Apart from the basic humanitarian consideration of helping fellow human beings find safety and succor, there are other reasons too why Pagans should endeavor to receive these Muslim migrants kindly. Modern Paganism is only possible because of a general respect for the principle of diversity. Whatever can strengthen the rule of diversity in European--and other--societies will be good for Pagans and for the continuing development of the different forms of Paganism now arising or reviving in Europe; whatever weakens the rule of diversity will open the door to persecution and disadvantagement not only for Muslims--but also for Pagans among other religious "Others." It should sound alarm bells for European Pagans that some of the loudest voices opposing the current wave of Muslim migration are characterizing the situation as a defense of "Christian Europe" against the invasion of Muslims from the East, as if this were the 1683 Siege of Vienna all over again.
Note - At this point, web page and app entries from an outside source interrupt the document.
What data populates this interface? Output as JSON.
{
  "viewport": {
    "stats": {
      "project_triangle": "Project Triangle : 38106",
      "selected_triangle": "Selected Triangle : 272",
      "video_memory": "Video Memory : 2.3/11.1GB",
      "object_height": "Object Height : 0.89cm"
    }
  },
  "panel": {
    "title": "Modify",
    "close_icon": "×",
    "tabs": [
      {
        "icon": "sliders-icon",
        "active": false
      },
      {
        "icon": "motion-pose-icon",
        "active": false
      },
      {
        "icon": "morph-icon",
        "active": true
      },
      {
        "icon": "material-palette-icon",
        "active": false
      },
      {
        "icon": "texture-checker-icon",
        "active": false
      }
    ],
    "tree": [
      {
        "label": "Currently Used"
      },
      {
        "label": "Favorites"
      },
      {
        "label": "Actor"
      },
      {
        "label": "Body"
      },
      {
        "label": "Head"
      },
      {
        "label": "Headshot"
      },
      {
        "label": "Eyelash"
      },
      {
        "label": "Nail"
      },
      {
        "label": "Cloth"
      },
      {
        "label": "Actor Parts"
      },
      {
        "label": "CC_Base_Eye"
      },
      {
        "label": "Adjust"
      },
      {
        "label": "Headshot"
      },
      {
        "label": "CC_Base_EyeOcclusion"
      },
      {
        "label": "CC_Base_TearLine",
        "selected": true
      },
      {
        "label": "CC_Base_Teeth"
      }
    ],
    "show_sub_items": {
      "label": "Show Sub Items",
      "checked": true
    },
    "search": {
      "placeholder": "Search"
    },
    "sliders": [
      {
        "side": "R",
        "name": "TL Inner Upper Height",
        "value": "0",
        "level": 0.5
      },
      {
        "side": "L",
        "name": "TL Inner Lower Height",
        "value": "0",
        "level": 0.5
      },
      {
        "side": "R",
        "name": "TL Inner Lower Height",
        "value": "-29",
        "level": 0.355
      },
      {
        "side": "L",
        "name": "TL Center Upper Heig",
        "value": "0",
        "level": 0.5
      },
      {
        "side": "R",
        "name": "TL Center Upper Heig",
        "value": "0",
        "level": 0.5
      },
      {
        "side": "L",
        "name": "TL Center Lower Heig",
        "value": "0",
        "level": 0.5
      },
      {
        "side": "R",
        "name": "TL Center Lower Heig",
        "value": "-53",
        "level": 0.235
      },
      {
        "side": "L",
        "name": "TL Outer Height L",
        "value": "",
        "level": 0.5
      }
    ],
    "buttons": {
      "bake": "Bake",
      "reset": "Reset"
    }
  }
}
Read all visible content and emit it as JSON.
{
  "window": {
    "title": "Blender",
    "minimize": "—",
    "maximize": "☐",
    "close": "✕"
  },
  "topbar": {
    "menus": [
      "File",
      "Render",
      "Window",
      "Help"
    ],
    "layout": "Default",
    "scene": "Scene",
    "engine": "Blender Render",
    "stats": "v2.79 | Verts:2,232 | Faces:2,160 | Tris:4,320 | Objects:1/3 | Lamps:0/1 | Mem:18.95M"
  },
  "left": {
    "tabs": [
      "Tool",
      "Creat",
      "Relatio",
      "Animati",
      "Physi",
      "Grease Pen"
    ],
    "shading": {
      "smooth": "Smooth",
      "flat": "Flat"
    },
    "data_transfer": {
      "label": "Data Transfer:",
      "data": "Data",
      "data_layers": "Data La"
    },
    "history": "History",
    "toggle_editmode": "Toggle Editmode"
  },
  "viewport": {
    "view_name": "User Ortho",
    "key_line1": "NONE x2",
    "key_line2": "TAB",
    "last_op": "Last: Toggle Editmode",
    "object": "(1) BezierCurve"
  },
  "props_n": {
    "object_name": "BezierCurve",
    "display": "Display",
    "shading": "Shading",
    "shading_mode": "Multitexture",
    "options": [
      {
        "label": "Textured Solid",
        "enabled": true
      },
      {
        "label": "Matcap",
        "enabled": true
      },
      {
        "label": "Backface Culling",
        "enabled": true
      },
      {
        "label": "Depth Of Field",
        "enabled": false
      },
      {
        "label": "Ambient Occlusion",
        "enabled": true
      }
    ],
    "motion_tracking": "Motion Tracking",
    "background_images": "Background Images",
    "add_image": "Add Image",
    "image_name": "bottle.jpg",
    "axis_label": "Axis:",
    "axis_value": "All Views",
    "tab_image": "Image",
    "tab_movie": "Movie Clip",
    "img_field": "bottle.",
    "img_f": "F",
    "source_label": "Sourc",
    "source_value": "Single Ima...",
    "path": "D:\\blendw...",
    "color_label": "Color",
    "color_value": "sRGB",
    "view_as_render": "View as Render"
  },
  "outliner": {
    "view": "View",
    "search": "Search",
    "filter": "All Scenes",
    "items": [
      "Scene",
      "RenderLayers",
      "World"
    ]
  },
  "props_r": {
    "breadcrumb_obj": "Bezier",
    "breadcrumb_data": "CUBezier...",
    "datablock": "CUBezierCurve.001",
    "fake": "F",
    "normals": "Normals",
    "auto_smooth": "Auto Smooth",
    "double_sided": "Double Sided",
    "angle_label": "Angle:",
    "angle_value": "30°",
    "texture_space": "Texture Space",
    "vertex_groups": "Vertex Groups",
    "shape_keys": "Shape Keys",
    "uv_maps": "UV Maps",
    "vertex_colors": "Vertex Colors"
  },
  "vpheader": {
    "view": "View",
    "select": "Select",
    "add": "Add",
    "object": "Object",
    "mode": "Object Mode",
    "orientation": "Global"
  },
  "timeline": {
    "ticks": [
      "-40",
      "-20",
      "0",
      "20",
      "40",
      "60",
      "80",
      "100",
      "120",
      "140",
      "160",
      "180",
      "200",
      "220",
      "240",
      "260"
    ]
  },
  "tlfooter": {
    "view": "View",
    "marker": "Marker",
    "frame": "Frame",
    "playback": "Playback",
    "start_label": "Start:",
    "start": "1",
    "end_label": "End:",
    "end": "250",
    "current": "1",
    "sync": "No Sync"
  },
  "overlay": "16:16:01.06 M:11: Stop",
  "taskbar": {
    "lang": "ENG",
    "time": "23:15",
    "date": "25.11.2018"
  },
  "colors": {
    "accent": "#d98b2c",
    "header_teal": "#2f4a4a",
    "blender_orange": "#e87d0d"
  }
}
See http://www.nytimes.com/aponline/2015/09/11/world/europe/ap-eu-eastern-europe-migrants.html .
Some ethnically-oriented Pagans may initially feel they can happily whistle along with right-wing European nationalist leaders when they sing of protecting and upholding European ethnic heritage by blocking Muslim immigration, but they may start to find this cheerful political tune less joyful and melodious when they realize that right-wing leaders like our dear friend Mr. Orbán equate European heritage and identity with Christianity, that is, European = Christian, meaning there is "no space at the inn," to use a suitable Christian turn of phrase, for Pagans in a Europe so defined. As non-Christians, Pagans therefore have very practical, self-interested reasons to make common cause with Muslims in standing up for religious diversity in Europe, a diversity that embraces Christians, Jews, Muslims, AND Pagans (along with Buddhists and Hindus and Sufis and Krishnaites and Cthulu-followers and many others). When any non-Christian is threatened, Pagans are threatened too, and so by protecting the rights of Muslims to live in Europe and freely practice their religion, Pagans protect their own rights too.
Though these words are perhaps overused, and though I know I risk descending into cliché by quoting them, I do find the warning of the German Protestant minister Martin Niemöller very pertinent in this regard:
"First they came for the Socialists, and I did not speak out—
Because I was not a Socialist.
Then they came for the Trade Unionists, and I did not speak out—
Because I was not a Trade Unionist.
Then they came for the Jews, and I did not speak out—
Because I was not a Jew.
Then they came for me—and there was no one left to speak for me."
Shall we update and adapt Herr Niemöller's message to suit our current situation?
"First they came for the terrorists, and I did not speak out--
because I am not a terrorist.
Then they came for the immigrants, and I did not speak out--
because I am not a immigrant.
Then they came for the Muslims, and I did not speak out--
because I am not a Muslim.
Then they came for the cultists, and I did not speak out--
because I do not consider my religion a "cult."
Then they came for the Pagans--and there was no one left to speak for me."
Protect your religious rights. Defend religious freedom for all!